How many right angles can you spot? Acute angles? Obtuse angles? Reflex angles? How long can a dancer stay on their toes? What is the longest time on record? Look at her hair – how long might it really be? Why has it been tied up so tightly? Who are the 10 most famous ballet dancers in the world today? Why are they so famous? Who is/was the most famous ballet dancer ever? How do you know this? How many students in your class are learning ballet? What percentage is this? What would it look like as a column graph? What is the ratio of boy to girl ballet dancers in your class? What is the ratio of ballet to non-ballet dancers in your class? How many times can a dancer spin before they lose their balance? What’s the longest time a dancer can stand on just one foot? How much does a pair of ballet shoes cost? What is the most popular form of dance? How will you find out?

Once you have a suitable collection of questions, these can then form the basis of further class investigations, or problems to solve. Teams can select the question they most want to investigate. Again challenge your students to find as much mathematics hidden in their topic as they can. You can always use the Maths Sub-strand Checklist proforma as a prompt for their thinking. You can find this at: http://mathsmattersresources.com/home/the-maths-session/problem-solving/ in the first column (General Info).

Congratulate students for specific maths achievements using the photograph as an initial stimulus, such as the most mathematical links, the clearest example of maths calculations, the quality of their presentation details.The more specific they can be the better. You don’t need lots of worksheets and textbooks to stimulate your students in maths.
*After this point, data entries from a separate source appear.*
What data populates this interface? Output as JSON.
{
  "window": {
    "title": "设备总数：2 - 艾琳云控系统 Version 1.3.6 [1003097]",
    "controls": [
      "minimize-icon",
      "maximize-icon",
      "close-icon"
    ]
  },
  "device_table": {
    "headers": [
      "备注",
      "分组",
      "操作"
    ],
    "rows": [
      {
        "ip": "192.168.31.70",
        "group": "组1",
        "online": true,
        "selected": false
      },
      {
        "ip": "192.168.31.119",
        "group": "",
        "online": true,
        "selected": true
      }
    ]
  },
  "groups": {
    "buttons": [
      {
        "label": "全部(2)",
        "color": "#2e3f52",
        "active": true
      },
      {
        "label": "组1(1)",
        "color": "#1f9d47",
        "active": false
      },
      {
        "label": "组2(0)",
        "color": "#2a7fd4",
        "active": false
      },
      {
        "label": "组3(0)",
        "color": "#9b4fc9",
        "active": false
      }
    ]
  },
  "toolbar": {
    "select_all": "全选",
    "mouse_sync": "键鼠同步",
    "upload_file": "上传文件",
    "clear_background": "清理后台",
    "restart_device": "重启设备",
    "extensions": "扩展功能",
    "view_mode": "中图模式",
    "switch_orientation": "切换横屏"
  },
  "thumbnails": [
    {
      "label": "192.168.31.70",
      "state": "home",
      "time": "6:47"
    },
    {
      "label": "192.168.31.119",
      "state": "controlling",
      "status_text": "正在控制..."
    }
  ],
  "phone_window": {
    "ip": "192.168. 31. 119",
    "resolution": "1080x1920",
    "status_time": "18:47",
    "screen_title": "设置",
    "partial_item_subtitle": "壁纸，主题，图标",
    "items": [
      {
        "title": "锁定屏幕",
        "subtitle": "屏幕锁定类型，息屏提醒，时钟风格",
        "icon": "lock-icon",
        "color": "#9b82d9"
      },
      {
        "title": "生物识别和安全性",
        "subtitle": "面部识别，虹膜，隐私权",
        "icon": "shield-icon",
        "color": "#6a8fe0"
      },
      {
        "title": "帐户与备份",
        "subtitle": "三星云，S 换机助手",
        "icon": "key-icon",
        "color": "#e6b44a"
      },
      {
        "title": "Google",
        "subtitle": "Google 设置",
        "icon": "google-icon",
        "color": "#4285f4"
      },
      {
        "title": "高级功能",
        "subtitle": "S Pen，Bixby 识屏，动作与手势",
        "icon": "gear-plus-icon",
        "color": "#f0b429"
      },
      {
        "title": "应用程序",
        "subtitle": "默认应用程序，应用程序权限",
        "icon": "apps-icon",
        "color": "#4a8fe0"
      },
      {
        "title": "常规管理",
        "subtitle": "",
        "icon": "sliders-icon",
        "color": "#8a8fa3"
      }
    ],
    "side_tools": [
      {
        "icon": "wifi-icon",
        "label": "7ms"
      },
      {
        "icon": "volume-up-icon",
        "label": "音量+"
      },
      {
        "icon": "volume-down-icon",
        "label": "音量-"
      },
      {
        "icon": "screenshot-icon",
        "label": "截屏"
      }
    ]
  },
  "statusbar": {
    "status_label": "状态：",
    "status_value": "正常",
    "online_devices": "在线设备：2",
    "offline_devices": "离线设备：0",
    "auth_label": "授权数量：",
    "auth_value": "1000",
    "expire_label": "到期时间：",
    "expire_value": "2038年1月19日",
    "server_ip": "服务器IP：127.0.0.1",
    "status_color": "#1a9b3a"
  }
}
You need something that excites their interest, that intrigues them, that encourages them to ask more questions.

Try to make time at least once each week to use a photograph as a quick mental warm-up. Your students will soon look forward to inspiring you with their quick responses, depth of thinking and breadth of vision.